This week sees the second Food For Real festival slather its way across the city, with films, talks and (most importantly) tastings. We caught up with organisers, Squash Nutrition, to get a flavour of the week’s proceedings…
SS: Why is Food For Real a festival that matters right now?
Clare Owens: We love it that the Food for Real film festival – the only one of its kind in the UK, is Liverpool-grown. People are willing to try new things and speak their mind – at last years inaugural festival we had an amazing response.
A relationship with the land (and sea), an understanding of seasonality, good ingredients and the knowledge of how to transform them in to something delicious is a basic human need and joy. We’re interested in helping make that happen, more often, in Liverpool and throughout the UK.
Food is brilliant and connects us all. But modern life has us over-fed, under-nourished, and disconnected from it. Food for Real film festival offers a chance to re-think and re-learn what you know about the relationship you, your family and the world has with food. Educational, challenging, celebratory, inventive and really good fun, Food for Real will make you think, smile and taste better.
Why set it up – what were your aims?
Food for Real is run by arts and health organisation Squash Nutrition, based in L8. For 10 years we’ve been making creative food projects with lots of different folks, particularly people who have been marginalised from good food.
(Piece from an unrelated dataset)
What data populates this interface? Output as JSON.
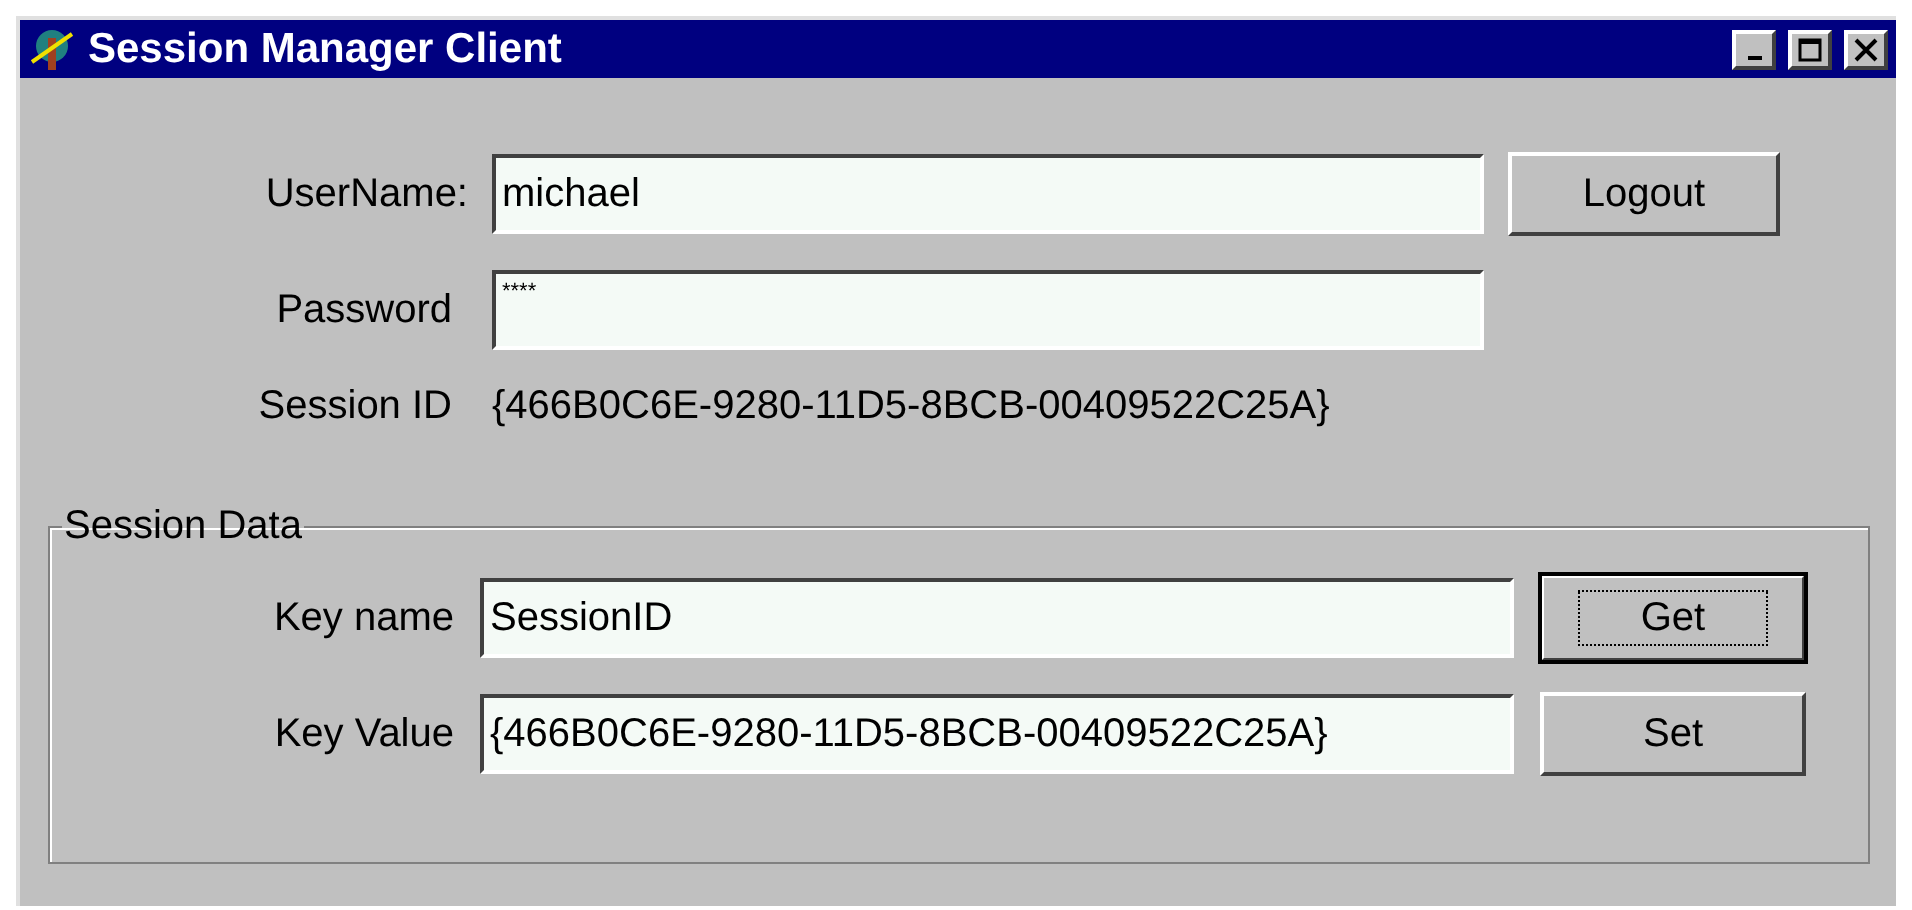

We love working together to grow produce, cooking and preserving, bee-keeping, sharing recipes and stories, and making meals.
We’re driven by creative social inclusion, increased wellbeing and positive change. We figured film is an accessible medium to share food ideas further so we show food-focussed documentaries, features, shorts, animation and vintage films. Our ambition for the festival is to share local and global food experiences, through viewing and doing, in order to provoke debate, stimulate thought and inspire further food action.
Access for everyone is key so Food for Real is a free festival and we want to keep it that way. All festival venues, be they cinemas, cafes, gardens, community rooms or libraries are accessible – socially and physically and are ultra friendly!
What can we expect this year?
This years festival of over 40 films, conversations and actions is all about food and family…..bring your fambo and friends to:
Thursday 21st – make your own breakfast at Bakchich, watch documentaries about Cambodian, Burkinabe, British and Indian fishers and farmers, visit the L8 Honey Night Market and later see a subversive Czech new wave feature on feasting or a beautiful study of honey-bees.
Friday 22nd – plant an apple tree, cook on an open fire, make sugar-free treats, explore the health and heart of Soulfood, go Dutch with the visiting food film team from Amsterdam plus check the Brazilian feature on prison food and cannibalism
Saturday 23rd – get wild and free with foraging and funghi films followed by a late autumn wild food walk, make seed art with Liverpool Art Prize winner Tabitha Moses, then explore your thoughts on supermarkets with food journalist Joanna Blythman
Sunday 24th – get up early to make a loaf at Homebaked, meet Fantastic Mr Fox and new Toxteth food animations, then get down to Mayur for an afternoon of Bollywood food and film, and finish off with The Real Dirt on Farmer John…..
Throughout the festival the Seed pod mobile streetfood cinema – our beloved vintage electric milk-float, will be at a humming along at a stress-free 15mph and popping up in a street near you!
What do you think of this city’s food offer?
Squash are fans of the unsung growers and back kitchen cooks of the city – we’ve enjoyed our best meals in Liverpool homes…. For ingredients we love Mattas, Bold Street, Liverpool 8 Superstore on Lodge Lane and Claremont Farm shop across the water in Bebington.
When out and about and hungry the festival team head for Bakchich, Bold St, the Maharaja on London Rd, Green Days on Lark Lane, old faves Yuet Ben, Duke St and the Side Door, Hope St. And yes we still miss the Everyman Bistro…..
Food For Real